By Richard Barrett
On Jan. 21, The Greenville News ran an article entitled, “Greenville voters ‘disgusted’ with campaigning, make their choices,” describing local voters fed-up with the Republican primary. A survey created and distributed by The Paladin suggests that this general sense of discontentment may extend to Furman’s campus.
The survey was distributed via FirstClass on Student News and on the forums of various student organizations. 67 responses were collected, of which almost 99% came from the student body.
39% of participants reported that they planned to vote in the Republican primaries; 49% said they did not. The remaining 12% reported that they had not decided yet. 75% of those that said they were not voting in the primaries reported their party affiliation as the reason for doing so.
A sophomore, 20, from Georgia had this to say about the primaries:
“Who cares? It’s just a parade of clowns. None of the candidates are electable, they’re all right wing nuts. Certainly none are appealing enough to the general population to beat Obama, so it’s pretty irrelevant to me.”
34% of participants said they voted in the 2008 presidential election. 98% of those that said they did not vote cited their age as the reason.
A couple of participants cited difficulty with the absentee ballot process as the reason for not voting in the primaries.
A junior, 20, shared this experience trying to vote in the 2008 presidential election:
“I’m from Maryland, but I was in South Carolina at the time. Despite submitting the required forms for the absentee ballot, the system had a glitch and I never received the opportunity to vote.”
91% of those who voted in the 2008 presidential election answered affirmatively that they would vote again in this year’s election.
Additionally, 97% of those surveyed said that they intend to vote in the upcoming general election. The remaining 3% reported that either they did not know or had not decided.
A senior, 22, from South Carolina gave the following rationale for not voting:

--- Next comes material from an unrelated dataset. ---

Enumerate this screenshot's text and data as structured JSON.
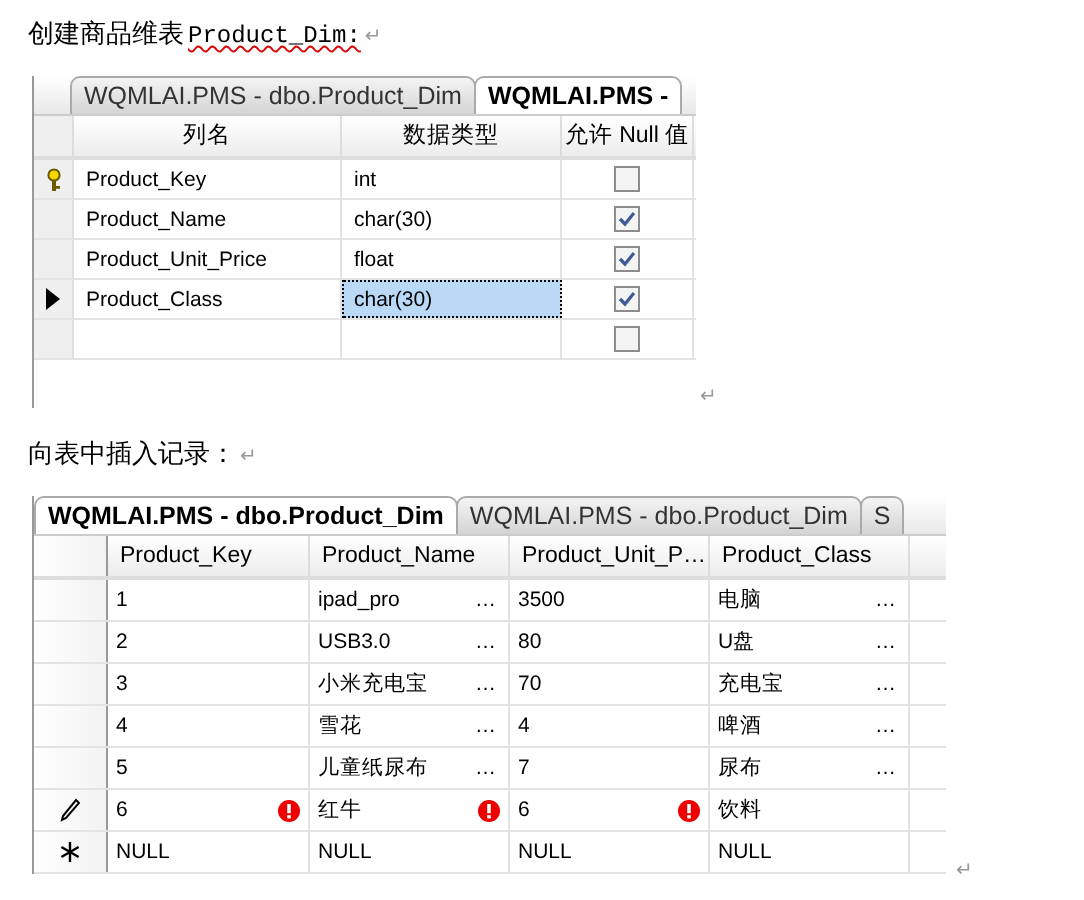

“I’d rather abstain from voting than submit a ballot without being informed, so it just depends on if I can catch up to a point where I feel comfortable with the candidates’ positions. I’d like to see Obama in office for another term, because I think any president needs more than 4 years to implement the changes they want to see, but again, I don’t know.”
Given a section to express themselves openly, a handful of students—36% of responses (4 out of 11)—endorsed specific candidates. A number of others expressed their disapproval of all the candidates.

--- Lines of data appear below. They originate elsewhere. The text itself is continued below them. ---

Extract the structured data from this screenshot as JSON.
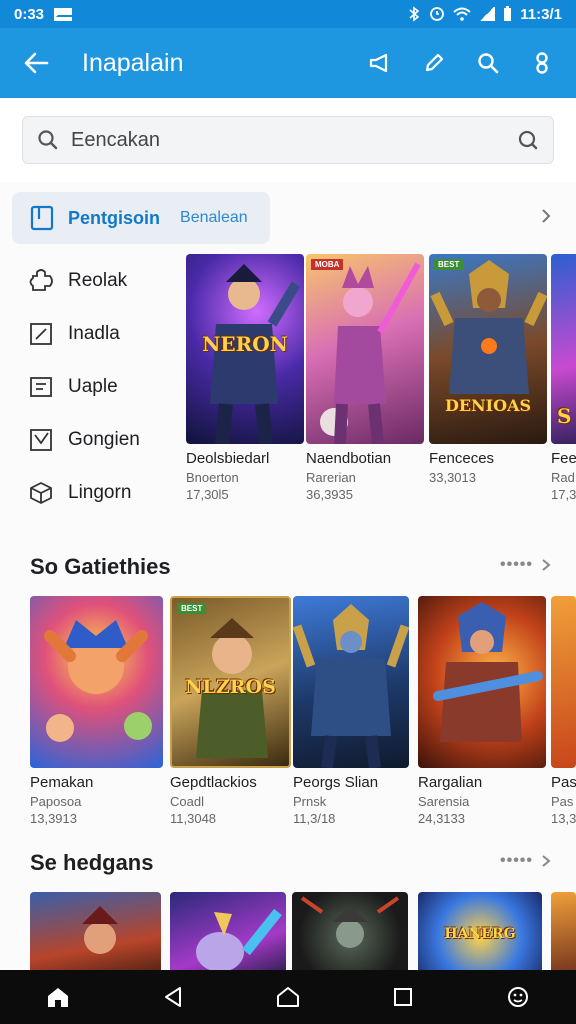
{
  "status_bar": {
    "time": "0:33",
    "time_right": "11:3/1"
  },
  "app_bar": {
    "title": "Inapalain"
  },
  "search": {
    "placeholder": "Eencakan"
  },
  "category": {
    "label": "Pentgisoin",
    "sublabel": "Benalean"
  },
  "sidebar": {
    "items": [
      {
        "label": "Reolak",
        "icon": "puzzle-icon"
      },
      {
        "label": "Inadla",
        "icon": "edit-square-icon"
      },
      {
        "label": "Uaple",
        "icon": "list-box-icon"
      },
      {
        "label": "Gongien",
        "icon": "check-square-icon"
      },
      {
        "label": "Lingorn",
        "icon": "cube-icon"
      }
    ]
  },
  "featured": {
    "cards": [
      {
        "name": "Deolsbiedarl",
        "dev": "Bnoerton",
        "count": "17,30l5",
        "art_text": "NERON",
        "badge": ""
      },
      {
        "name": "Naendbotian",
        "dev": "Rarerian",
        "count": "36,3935",
        "art_text": "",
        "badge": "MOBA"
      },
      {
        "name": "Fenceces",
        "dev": "33,3013",
        "count": "",
        "art_text": "DENIOAS",
        "badge": "BEST"
      },
      {
        "name": "Fee",
        "dev": "Rad",
        "count": "17,3",
        "art_text": "S",
        "badge": ""
      }
    ]
  },
  "section1": {
    "title": "So Gatiethies",
    "cards": [
      {
        "name": "Pemakan",
        "dev": "Paposoa",
        "count": "13,3913",
        "art_text": "",
        "badge": ""
      },
      {
        "name": "Gepdtlackios",
        "dev": "Coadl",
        "count": "11,3048",
        "art_text": "NLZROS",
        "badge": "BEST"
      },
      {
        "name": "Peorgs Slian",
        "dev": "Prnsk",
        "count": "11,3/18",
        "art_text": "",
        "badge": ""
      },
      {
        "name": "Rargalian",
        "dev": "Sarensia",
        "count": "24,3133",
        "art_text": "",
        "badge": ""
      },
      {
        "name": "Pas",
        "dev": "Pas",
        "count": "13,3",
        "art_text": "",
        "badge": ""
      }
    ]
  },
  "section2": {
    "title": "Se hedgans",
    "cards": [
      {
        "art_text": "",
        "badge": ""
      },
      {
        "art_text": "",
        "badge": ""
      },
      {
        "art_text": "",
        "badge": ""
      },
      {
        "art_text": "HANERG",
        "badge": ""
      },
      {
        "art_text": "",
        "badge": ""
      }
    ]
  },
  "colors": {
    "app_bar": "#1f97e0",
    "accent": "#1478c9",
    "nav_bar": "#0c0c0d"
  }
}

A senior, 21, from South Carolina had this to say:
“Obama might win simply because the Republicans aren’t running anyone against him that stands a chance. The people will vote for Obama for lack of a better choice, not because they think he is the best.”
A junior, 20, from Alabama said “I don’t consider any of the nominees viable candidates for office.”

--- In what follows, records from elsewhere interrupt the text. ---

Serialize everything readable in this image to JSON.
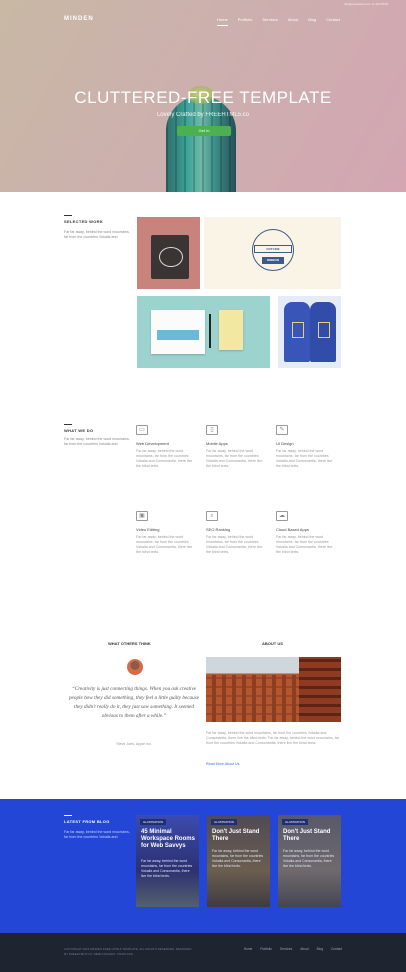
{
  "brand": "MINDEN",
  "top_contacts": "info@company.com   +1 234 5678",
  "nav": [
    "Home",
    "Portfolio",
    "Services",
    "About",
    "Blog",
    "Contact"
  ],
  "hero": {
    "title": "CLUTTERED-FREE TEMPLATE",
    "subtitle": "Lovely Crafted by FREEHTML5.co",
    "button": "Get In"
  },
  "work": {
    "label": "SELECTED WORK",
    "blurb": "Far far away, behind the word mountains, far from the countries Vokalia and",
    "tiles": [
      {
        "name": "tote-bag",
        "caption": ""
      },
      {
        "name": "outline-ribbon",
        "caption": "OUTLINE",
        "caption2": "RIBBON"
      },
      {
        "name": "stationery",
        "caption": ""
      },
      {
        "name": "tank-tops",
        "caption": ""
      }
    ]
  },
  "services": {
    "label": "WHAT WE DO",
    "blurb": "Far far away, behind the word mountains, far from the countries Vokalia and",
    "items": [
      {
        "icon": "window-icon",
        "glyph": "▭",
        "title": "Web Development",
        "text": "Far far away, behind the word mountains, far from the countries Vokalia and Consonantia, there live the blind texts."
      },
      {
        "icon": "phone-icon",
        "glyph": "▯",
        "title": "Mobile Apps",
        "text": "Far far away, behind the word mountains, far from the countries Vokalia and Consonantia, there live the blind texts."
      },
      {
        "icon": "pencil-icon",
        "glyph": "✎",
        "title": "UI Design",
        "text": "Far far away, behind the word mountains, far from the countries Vokalia and Consonantia, there live the blind texts."
      },
      {
        "icon": "video-icon",
        "glyph": "▣",
        "title": "Video Editing",
        "text": "Far far away, behind the word mountains, far from the countries Vokalia and Consonantia, there live the blind texts."
      },
      {
        "icon": "search-icon",
        "glyph": "⌕",
        "title": "SEO Ranking",
        "text": "Far far away, behind the word mountains, far from the countries Vokalia and Consonantia, there live the blind texts."
      },
      {
        "icon": "cloud-icon",
        "glyph": "☁",
        "title": "Cloud Based Apps",
        "text": "Far far away, behind the word mountains, far from the countries Vokalia and Consonantia, there live the blind texts."
      }
    ]
  },
  "testimonial": {
    "label": "WHAT OTHERS THINK",
    "quote": "“Creativity is just connecting things. When you ask creative people how they did something, they feel a little guilty because they didn't really do it, they just saw something. It seemed obvious to them after a while.”",
    "author": "Steve Jobs, Apple Inc."
  },
  "about": {
    "label": "ABOUT US",
    "text": "Far far away, behind the word mountains, far from the countries Vokalia and Consonantia, there live the blind texts. Far far away, behind the word mountains, far from the countries Vokalia and Consonantia, there live the blind texts.",
    "link": "Read More About Us"
  },
  "blog": {
    "label": "LATEST FROM BLOG",
    "blurb": "Far far away, behind the word mountains, far from the countries Vokalia and",
    "posts": [
      {
        "tag": "ILLUSTRATION",
        "title": "45 Minimal Workspace Rooms for Web Savvys",
        "text": "Far far away, behind the word mountains, far from the countries Vokalia and Consonantia, there live the blind texts."
      },
      {
        "tag": "ILLUSTRATION",
        "title": "Don't Just Stand There",
        "text": "Far far away, behind the word mountains, far from the countries Vokalia and Consonantia, there live the blind texts."
      },
      {
        "tag": "ILLUSTRATION",
        "title": "Don't Just Stand There",
        "text": "Far far away, behind the word mountains, far from the countries Vokalia and Consonantia, there live the blind texts."
      }
    ]
  },
  "footer": {
    "text": "COPYRIGHT 2016 MINDEN FREE HTML5 TEMPLATE. ALL RIGHTS RESERVED. DESIGNED BY FREEHTML5.CO. DEMO IMAGES: UNSPLASH",
    "nav": [
      "Home",
      "Portfolio",
      "Services",
      "About",
      "Blog",
      "Contact"
    ]
  }
}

A senior, 20, from South Carolina said:
“I’m seriously considering writing in “Jesus” for president in protest to everybody.”
Still other participants had comments concerning the election process in general. A senior, 21, from South Carolina asserted:
“I think that this election might be an indicator that we need a new election process or some kind of restatement of the kind of people we want to be our president. ex: it shouldn’t be determined by amount of money or media clips produced.”